Ahead of the world premiere of Being AP - Anthony Wonke’s film on Irish jump jockey AP McCoy – at the Toronto International Film Festival, the filmmaker talks to realscreen about how he captured a champion saying goodbye to his sport.
In the sport of horse racing, jump jockey Anthony “AP” McCoy seldom knew the bitter taste of defeat.
Over the course of an illustrious career spanning two decades, the 41-year-old Irishman would become the first rider to record 4,000 career wins, riding on the backs of more than 4,300 winners. Standing atop the horse racing ranks for 1,040 successive weeks, McCoy would be crowned with 20 consecutive Champion Jump Jockey titles before hanging up his saddle this past April.
When executive producer Nick Ryle approached Fire in the Night director Anthony Wonke (pictured, below) nearly three years ago with the idea of intimately chronicling the legendary rider, neither would know at the time that the end result would capture McCoy’s final season as the sport’s most prolific jockey.
Though Wonke admits he isn’t particularly fond of racing, he says he ultimately decided to pursue Being AP– which marks its world premiere at TIFF tonight (September 14) – following a four-hour-long meeting with McCoy and his wife Chanelle. The documentary, he decided then, would revolve around the idea of what happens when you part with something that’s defined you for so long.
“I wanted to explore those themes of what happens when you say goodbye to it all,” Wonke tells realscreen. “That to me was an interesting idea because it made it much more than just a profile of a very successful [athlete]. It’s all about a decision: how do you make it and who you make that decision with?”
Soon after, the director went about gaining the trust of not only the many governing bodies of racing through various meetings, but of McCoy to ensure the film followed a more cohesive and intimate storyline, rather than an uninspired hagiography, Wonke says.
Filming for the documentary coincided with the launch of the 2014-15 season. Over the course of the first few race days, Wonke and a cameraman would accompany McCoy as he traveled from racecourse to racecourse. They sat in silence, quietly filming the entire duration of the journey.
“I needed to trust AP that he was going to tell me the truth and not close doors to me, but first he had to trust that I was going to make a film that fairly represented his life, that season and what he was trying to achieve,” Wonke says. “I think he then understood that that was the angle in how I would be filming it, that it would be quite observational and it meant that he could just carry on with his life and I’d be there to capture it.”
Being AP - produced by Moneyglass Films, Roads Entertainment and Partizan Films – follows three separate but intertwining narratives, beginning with early season successes and the hope to ride 300 winners in a season. A serious injury, however, would ultimately derail that dream and instead shift McCoy’s thoughts to that of retirement. With exclusive access, the production team set about capturing his final months as a jockey and McCoy’s sense of loss as he toured the scenes of his greatest triumphs for the last time, concluding at Sandown Park Racecourse.

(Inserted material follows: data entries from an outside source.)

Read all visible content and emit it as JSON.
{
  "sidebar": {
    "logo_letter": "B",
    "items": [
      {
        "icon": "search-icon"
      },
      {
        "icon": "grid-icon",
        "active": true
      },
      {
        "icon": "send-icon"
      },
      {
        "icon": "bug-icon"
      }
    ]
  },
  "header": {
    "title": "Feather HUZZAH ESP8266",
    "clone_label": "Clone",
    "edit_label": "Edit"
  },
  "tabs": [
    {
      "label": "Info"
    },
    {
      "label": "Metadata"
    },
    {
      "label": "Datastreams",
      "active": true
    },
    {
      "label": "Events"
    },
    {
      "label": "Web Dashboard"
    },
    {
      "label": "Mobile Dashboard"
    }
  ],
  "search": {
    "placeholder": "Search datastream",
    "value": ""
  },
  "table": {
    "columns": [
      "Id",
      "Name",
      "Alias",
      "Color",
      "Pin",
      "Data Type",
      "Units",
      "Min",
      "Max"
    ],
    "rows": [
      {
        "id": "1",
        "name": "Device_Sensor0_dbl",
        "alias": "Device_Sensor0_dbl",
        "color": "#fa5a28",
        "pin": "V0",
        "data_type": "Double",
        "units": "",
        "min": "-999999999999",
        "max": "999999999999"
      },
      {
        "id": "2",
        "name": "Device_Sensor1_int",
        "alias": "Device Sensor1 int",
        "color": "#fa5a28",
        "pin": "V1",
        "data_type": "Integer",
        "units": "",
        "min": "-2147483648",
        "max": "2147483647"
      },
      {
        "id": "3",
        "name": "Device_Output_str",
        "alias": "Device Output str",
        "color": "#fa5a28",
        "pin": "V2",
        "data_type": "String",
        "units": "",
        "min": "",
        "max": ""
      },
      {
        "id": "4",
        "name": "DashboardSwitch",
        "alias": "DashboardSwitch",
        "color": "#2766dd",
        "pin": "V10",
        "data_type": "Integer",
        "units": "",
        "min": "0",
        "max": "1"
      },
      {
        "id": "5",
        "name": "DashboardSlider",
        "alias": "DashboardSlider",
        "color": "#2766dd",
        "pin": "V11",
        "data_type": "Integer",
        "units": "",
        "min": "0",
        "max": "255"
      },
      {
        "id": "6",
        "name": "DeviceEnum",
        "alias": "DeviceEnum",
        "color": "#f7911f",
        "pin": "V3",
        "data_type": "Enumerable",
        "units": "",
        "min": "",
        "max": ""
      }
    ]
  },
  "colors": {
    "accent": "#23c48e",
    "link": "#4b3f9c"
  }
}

While the sport of racing provides a degree of drama, the constant challenge for the crew was seeking a positional advantage that enabled them to capture significant elements of each race over the 12-month filming period while still incorporating cinematic flare. Approaches like flooding the racecourse with multiple cameras or relying on archival footage were deemed too costly and removed from the equation, replaced instead by meticulous planning for various scenarios in order to ensure they could capture every outcome possible with a limited number of cameras.
That task, however, was made considerably more difficult due to a near daily race schedule. Additional flexibility was required on the part of the production team as no jockey is 100% confirmed to ride any given horse or race until 24 hours prior to that specific race.
“Like anything with observational films, things happen – things are quite fluid,” the filmmaker says. “It’s all quite unpredictable, and sometimes you’re just not there and he falls and gets injured and it’s a really critical moment in the film.”
From the beginning, Wonke and his team worked diligently and delicately in their approach to avoid disrupting McCoy’s daily rituals. A lot of that, he says, was based on knowing the people closest to the champion rider in order to work around his daily plan and approach each situation with patience, diplomacy and sensitivity.
“Patience is a very important tool,” Wonke says. “It’s a very emotional story and I hope people will identify with some of the themes about making a big decision in life and the position that puts you in.”
- Being AP debuts tonight (September 14) at 9:15 p.m. at the Scotiabank Theatre in Toronto.
- Check out a trailer for the film below: